You can do real world research right here at JCC.
Biotechnology students at JCC perform on-site research in multiple areas, including immunology, breast cancer, heartworm, and Lyme disease. Students can gain even more experience by taking part in the Science Undergraduate Research Initiative: Biotech (SURI).
- ENG 1530: English Composition II
- ENG 1540: Writing About Literature
- Social Sciences Electives
- Up to 6 credits may need to be SUNY General Education-category specific.
- MAT 1600: Precalculus (or higher)
- BIO 1575: Biology: A Molecular Approach or BIO 1570: Principles of Biology I
- BIO 1580: Principles of Biology II
- BIO 2560: Genetics
- BIO 2800: Cell and Molecular Biology
- BIO 2810: Biotechnology Research
- CHE 1550: College Chemistry I
- CHE 1560: College Chemistry II
- CHE 2530: Organic Chemistry I
- CHE 2540: Organic Chemistry II
- BIO 1820: SURI: Biotechnology I
- BIO 2820: SURI: Biotechnology II
- BIO 2510: Anatomy and Physiology I
- BIO 2520: Anatomy and Physiology II
- BIO 2531: Microbiology
- BIO 2532: Microbiology Lab
- BIO 2840: Immunology
- PHY 1610: General Physics I or PHY 1710: Analytical Physics I
- PHY 1620: General Physics II or PHY 2710: Analytical Physics II
Program Student Learning Outcomes
Upon successful completion of the program, students will be able to:
- Apply basic structure function relationships as they contribute to the effective design of biotechnology interventions.

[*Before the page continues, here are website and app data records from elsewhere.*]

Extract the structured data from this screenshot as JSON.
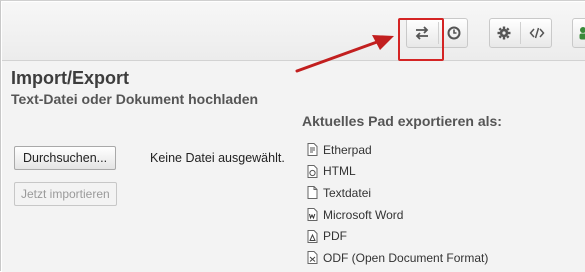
{
  "toolbar": {
    "buttons": [
      {
        "name": "import-export-icon",
        "glyph": "⇄"
      },
      {
        "name": "history-clock-icon",
        "glyph": "◷"
      },
      {
        "name": "settings-gear-icon",
        "glyph": "⚙"
      },
      {
        "name": "embed-code-icon",
        "glyph": "</>"
      },
      {
        "name": "users-icon",
        "glyph": "users"
      }
    ]
  },
  "panel": {
    "title": "Import/Export",
    "subtitle": "Text-Datei oder Dokument hochladen",
    "browse_label": "Durchsuchen...",
    "file_status": "Keine Datei ausgewählt.",
    "import_label": "Jetzt importieren",
    "export_title": "Aktuelles Pad exportieren als:",
    "export_items": [
      {
        "label": "Etherpad",
        "icon": "etherpad-file-icon"
      },
      {
        "label": "HTML",
        "icon": "html-file-icon"
      },
      {
        "label": "Textdatei",
        "icon": "text-file-icon"
      },
      {
        "label": "Microsoft Word",
        "icon": "word-file-icon"
      },
      {
        "label": "PDF",
        "icon": "pdf-file-icon"
      },
      {
        "label": "ODF (Open Document Format)",
        "icon": "odf-file-icon"
      }
    ]
  },
  "colors": {
    "highlight": "#d42424",
    "toolbar_bg": "#efefef",
    "panel_bg": "#f3f3f3"
  }
}
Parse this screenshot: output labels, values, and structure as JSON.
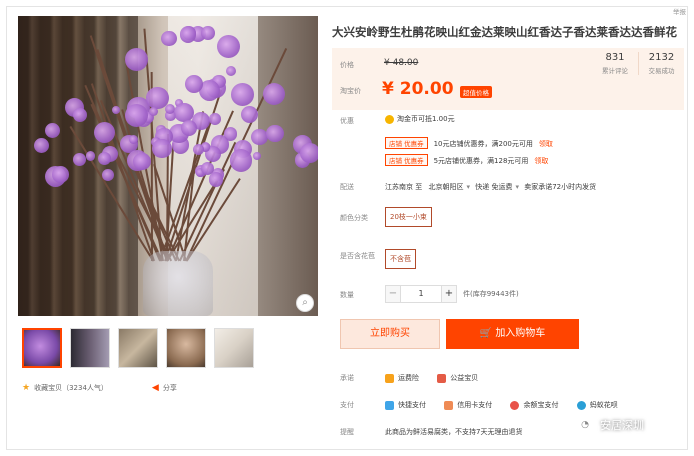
{
  "header": {
    "top_link": "举报"
  },
  "product": {
    "title": "大兴安岭野生杜鹃花映山红金达莱映山红香达子香达莱香达达香鲜花",
    "price_label": "价格",
    "original_price": "¥ 48.00",
    "taobao_price_label": "淘宝价",
    "current_price": "¥ 20.00",
    "price_tag": "超值价格",
    "stats": [
      {
        "num": "831",
        "caption": "累计评论"
      },
      {
        "num": "2132",
        "caption": "交易成功"
      }
    ]
  },
  "promo": {
    "label": "优惠",
    "coin_text": "淘金币可抵1.00元",
    "coupons": [
      {
        "badge": "店铺 优惠券",
        "text": "10元店铺优惠券，满200元可用",
        "link": "领取"
      },
      {
        "badge": "店铺 优惠券",
        "text": "5元店铺优惠券，满128元可用",
        "link": "领取"
      }
    ]
  },
  "delivery": {
    "label": "配送",
    "from": "江苏南京 至",
    "to": "北京朝阳区",
    "express": "快递 免运费",
    "promise": "卖家承诺72小时内发货"
  },
  "sku": {
    "color_label": "颜色分类",
    "color_value": "20枝一小束",
    "bloom_label": "是否含花苞",
    "bloom_value": "不含苞"
  },
  "quantity": {
    "label": "数量",
    "minus": "−",
    "value": "1",
    "plus": "+",
    "stock": "件(库存99443件)"
  },
  "actions": {
    "buy_now": "立即购买",
    "add_cart_icon": "cart-icon",
    "add_cart": "加入购物车"
  },
  "promise_row": {
    "label": "承诺",
    "items": [
      "运费险",
      "公益宝贝"
    ]
  },
  "pay_row": {
    "label": "支付",
    "items": [
      "快捷支付",
      "信用卡支付",
      "余额宝支付",
      "蚂蚁花呗"
    ]
  },
  "reminder_row": {
    "label": "提醒",
    "text": "此商品为鲜活易腐类，不支持7天无理由退货"
  },
  "gallery": {
    "favorite_text": "收藏宝贝（3234人气）",
    "share_text": "分享"
  },
  "watermark": {
    "text": "安居深圳"
  },
  "colors": {
    "accent": "#ff4400",
    "price_bg": "#fdf2ea",
    "sku_border": "#b14a2a"
  }
}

- Apply basic concepts related to eukaryotic and prokaryotic cell and molecular biology that underpin gene expression and the manipulation of gene expression.
- Competently function in a state-of-the-art biotechnology laboratory in the context of the scientific method using appropriate safety procedures, necessary laboratory instrumentation and computer software, online databases and resources, professional laboratory record-keeping, and the critical reasoning needed for effective troubleshooting.
- Demonstrate appropriate professional conduct including scientific integrity, effectively using oral and written scientific communication, meeting deadlines, and working effectively on projects by themselves or as a team to reach a common goal.
- Demonstrate an understanding of the cultural impacts of biotechnology and its related ethical dilemmas.
This school offers programs in:
Last updated December 6, 2017